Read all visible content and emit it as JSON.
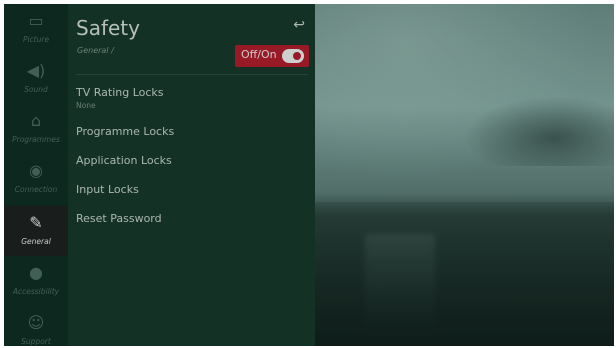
{
  "rail": {
    "items": [
      {
        "label": "Picture",
        "icon": "monitor-icon"
      },
      {
        "label": "Sound",
        "icon": "speaker-icon"
      },
      {
        "label": "Programmes",
        "icon": "antenna-icon"
      },
      {
        "label": "Connection",
        "icon": "globe-icon"
      },
      {
        "label": "General",
        "icon": "wrench-icon"
      },
      {
        "label": "Accessibility",
        "icon": "accessibility-icon"
      },
      {
        "label": "Support",
        "icon": "support-icon"
      }
    ],
    "active_index": 4
  },
  "header": {
    "title": "Safety",
    "breadcrumb": "General /",
    "back_icon": "back-arrow-icon"
  },
  "toggle": {
    "label": "Off/On",
    "state": "on"
  },
  "menu": {
    "items": [
      {
        "label": "TV Rating Locks",
        "value": "None"
      },
      {
        "label": "Programme Locks"
      },
      {
        "label": "Application Locks"
      },
      {
        "label": "Input Locks"
      },
      {
        "label": "Reset Password"
      }
    ]
  },
  "colors": {
    "accent_red": "#b21a2b",
    "panel_green": "#173528",
    "rail_green": "#0f2b22"
  }
}
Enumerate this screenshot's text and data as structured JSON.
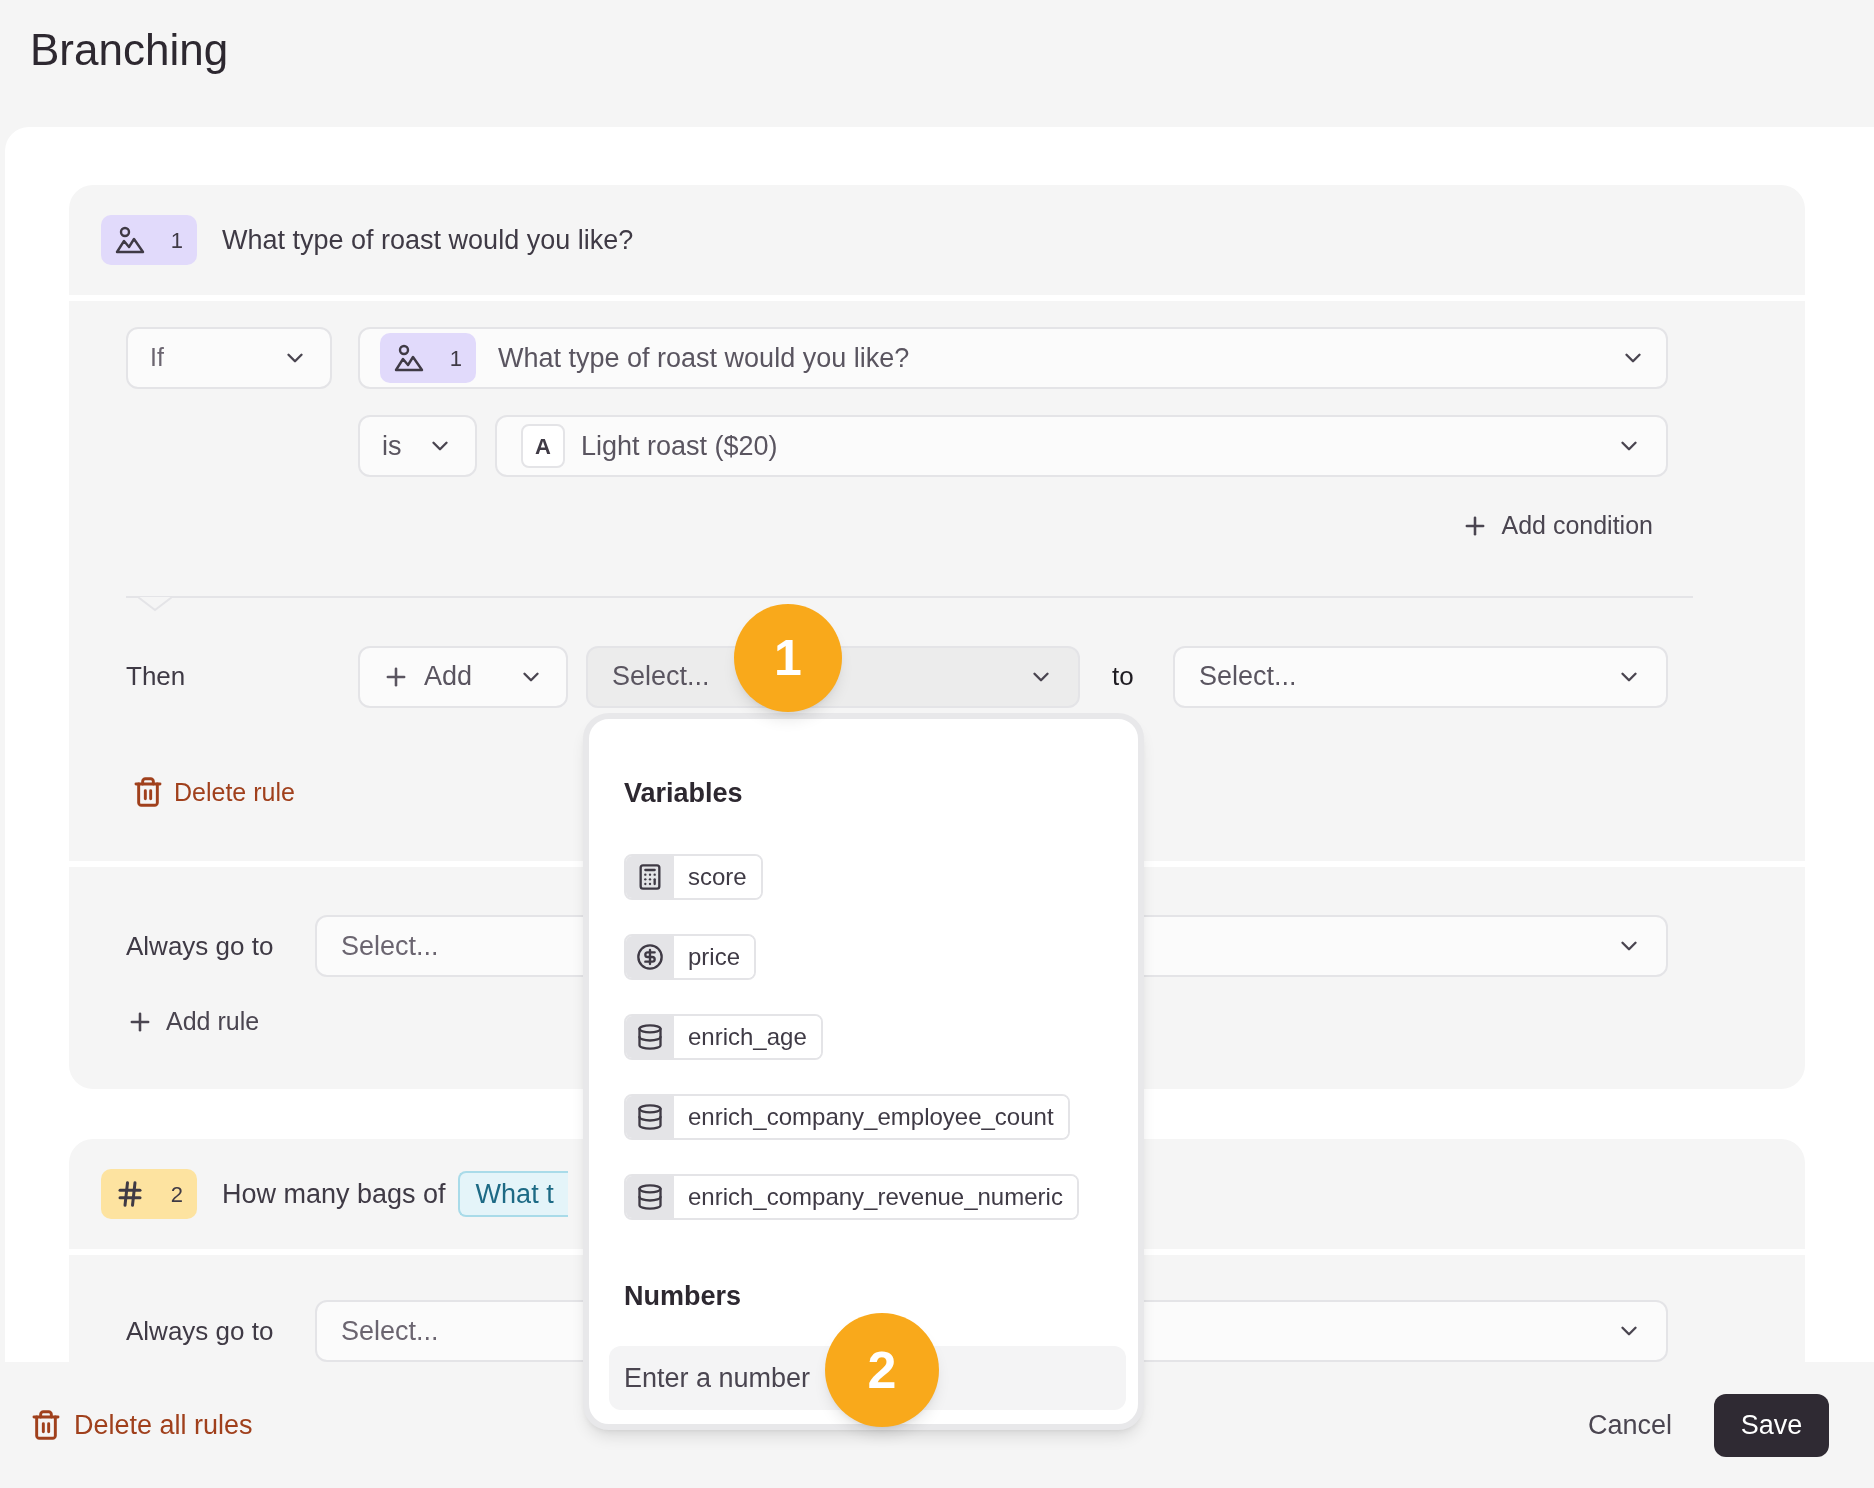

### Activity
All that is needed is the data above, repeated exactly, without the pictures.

### Reply to the task
Read all visible content and emit it as JSON.
{
  "rail": {
    "items": [
      {
        "label": "Picture",
        "icon": "monitor-icon"
      },
      {
        "label": "Sound",
        "icon": "speaker-icon"
      },
      {
        "label": "Programmes",
        "icon": "antenna-icon"
      },
      {
        "label": "Connection",
        "icon": "globe-icon"
      },
      {
        "label": "General",
        "icon": "wrench-icon"
      },
      {
        "label": "Accessibility",
        "icon": "accessibility-icon"
      },
      {
        "label": "Support",
        "icon": "support-icon"
      }
    ],
    "active_index": 4
  },
  "header": {
    "title": "Safety",
    "breadcrumb": "General /",
    "back_icon": "back-arrow-icon"
  },
  "toggle": {
    "label": "Off/On",
    "state": "on"
  },
  "menu": {
    "items": [
      {
        "label": "TV Rating Locks",
        "value": "None"
      },
      {
        "label": "Programme Locks"
      },
      {
        "label": "Application Locks"
      },
      {
        "label": "Input Locks"
      },
      {
        "label": "Reset Password"
      }
    ]
  },
  "colors": {
    "accent_red": "#b21a2b",
    "panel_green": "#173528",
    "rail_green": "#0f2b22"
  }
}
Enumerate this screenshot's text and data as structured JSON.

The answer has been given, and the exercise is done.